WHAT YOU HAVE TO DO – Among the lines of the records, please find those that contain the word "Search" and copy them.

Data about app and page elements –

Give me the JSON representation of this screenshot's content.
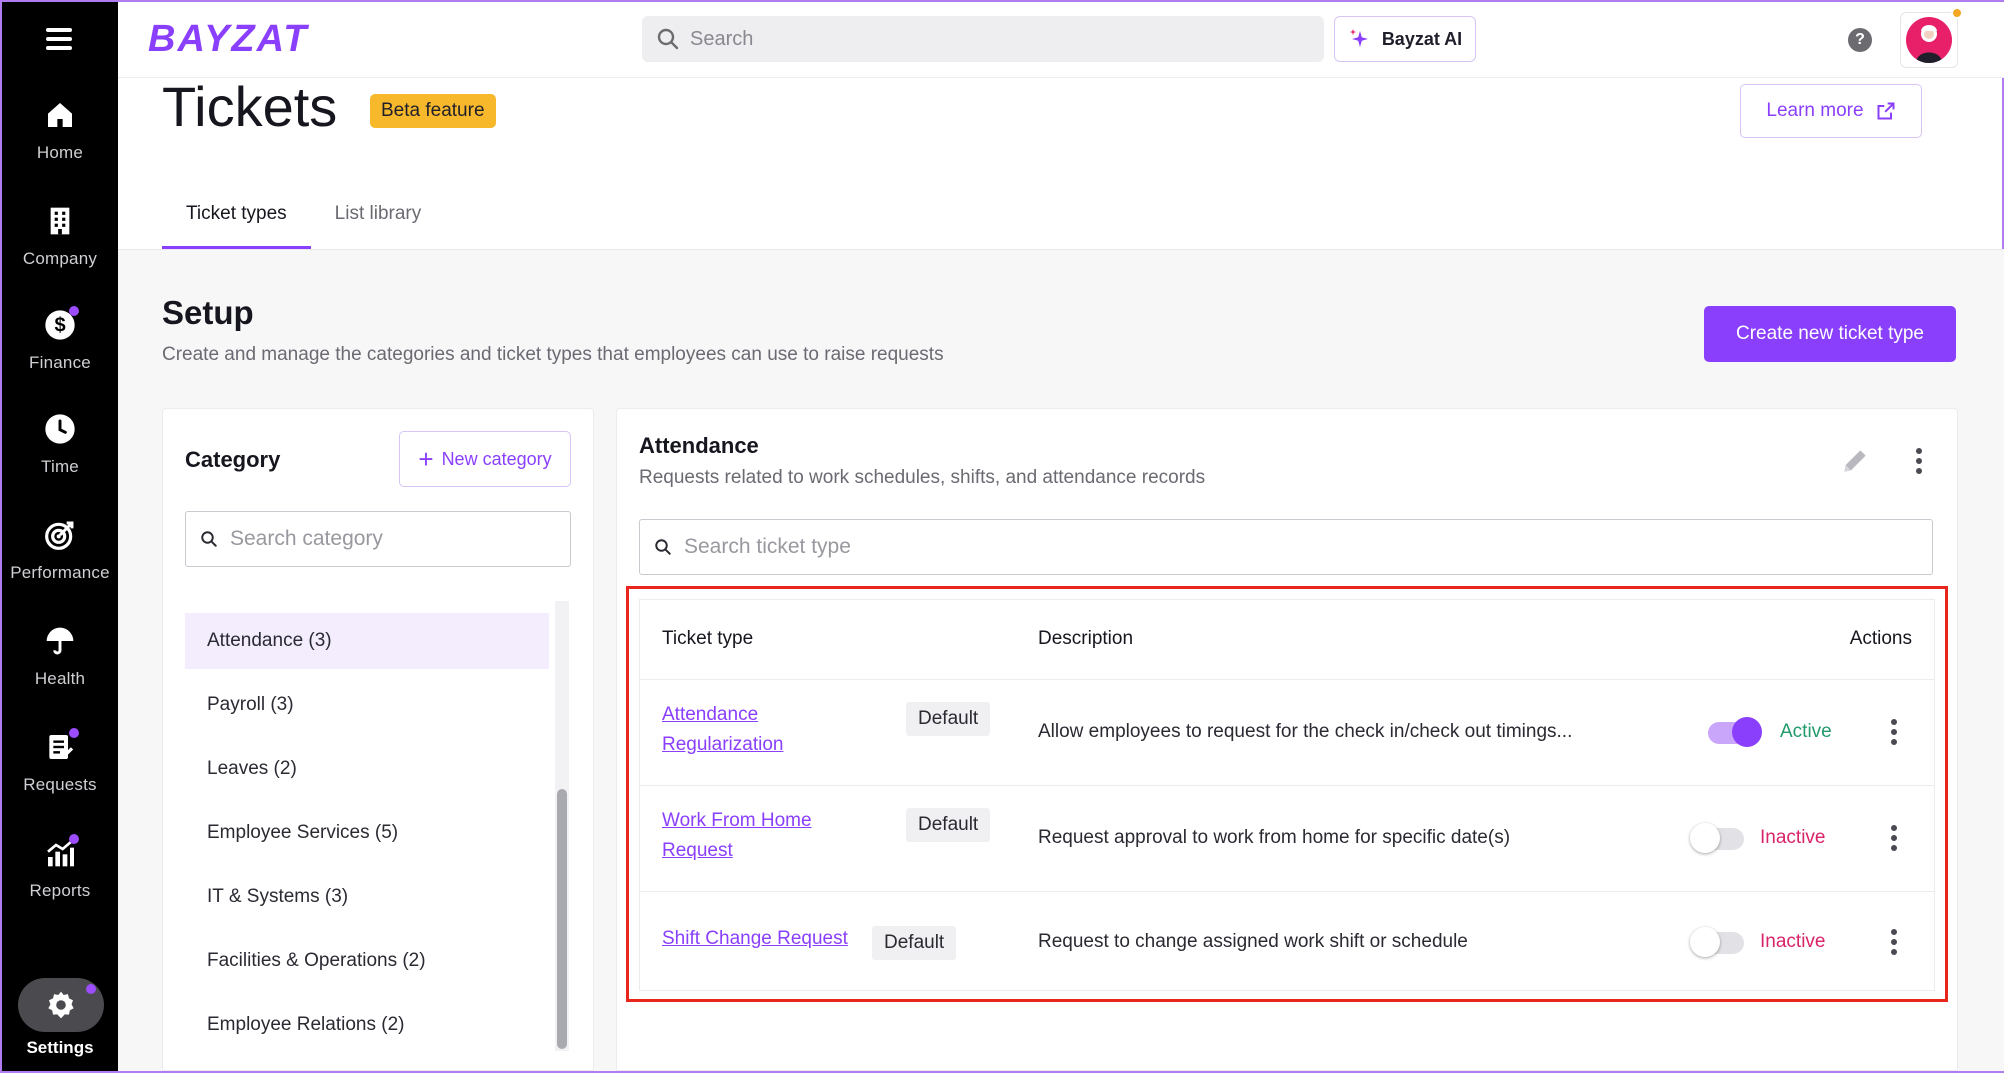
{
  "nav": {
    "items": [
      {
        "label": "Home",
        "icon": "home-icon"
      },
      {
        "label": "Company",
        "icon": "building-icon"
      },
      {
        "label": "Finance",
        "icon": "dollar-icon"
      },
      {
        "label": "Time",
        "icon": "clock-icon"
      },
      {
        "label": "Performance",
        "icon": "target-icon"
      },
      {
        "label": "Health",
        "icon": "umbrella-icon"
      },
      {
        "label": "Requests",
        "icon": "clipboard-icon"
      },
      {
        "label": "Reports",
        "icon": "chart-icon"
      }
    ],
    "settings_label": "Settings"
  },
  "topbar": {
    "logo": "BAYZAT",
    "search_placeholder": "Search",
    "ai_label": "Bayzat AI",
    "help": "?"
  },
  "header": {
    "title": "Tickets",
    "beta_badge": "Beta feature",
    "learn_more": "Learn more"
  },
  "tabs": [
    {
      "label": "Ticket types",
      "active": true
    },
    {
      "label": "List library",
      "active": false
    }
  ],
  "setup": {
    "title": "Setup",
    "subtitle": "Create and manage the categories and ticket types that employees can use to raise requests",
    "create_button": "Create new ticket type"
  },
  "category": {
    "title": "Category",
    "new_button": "New category",
    "search_placeholder": "Search category",
    "items": [
      {
        "label": "Attendance (3)"
      },
      {
        "label": "Payroll (3)"
      },
      {
        "label": "Leaves (2)"
      },
      {
        "label": "Employee Services (5)"
      },
      {
        "label": "IT & Systems (3)"
      },
      {
        "label": "Facilities & Operations (2)"
      },
      {
        "label": "Employee Relations (2)"
      }
    ]
  },
  "ticket_panel": {
    "title": "Attendance",
    "subtitle": "Requests related to work schedules, shifts, and attendance records",
    "search_placeholder": "Search ticket type",
    "columns": {
      "type": "Ticket type",
      "description": "Description",
      "actions": "Actions"
    },
    "rows": [
      {
        "name_line1": "Attendance",
        "name_line2": "Regularization",
        "badge": "Default",
        "description": "Allow employees to request for the check in/check out timings...",
        "enabled": true,
        "status": "Active"
      },
      {
        "name_line1": "Work From Home",
        "name_line2": "Request",
        "badge": "Default",
        "description": "Request approval to work from home for specific date(s)",
        "enabled": false,
        "status": "Inactive"
      },
      {
        "name_line1": "Shift Change Request",
        "name_line2": "",
        "badge": "Default",
        "description": "Request to change assigned work shift or schedule",
        "enabled": false,
        "status": "Inactive"
      }
    ]
  },
  "colors": {
    "accent": "#8a3ffc",
    "active": "#229a6b",
    "inactive": "#d9246a",
    "beta": "#f7b92b",
    "highlight": "#e8261c"
  }
}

FINISHED TASK –
    "search_placeholder": "Search",
    "search_placeholder": "Search category",
    "search_placeholder": "Search ticket type",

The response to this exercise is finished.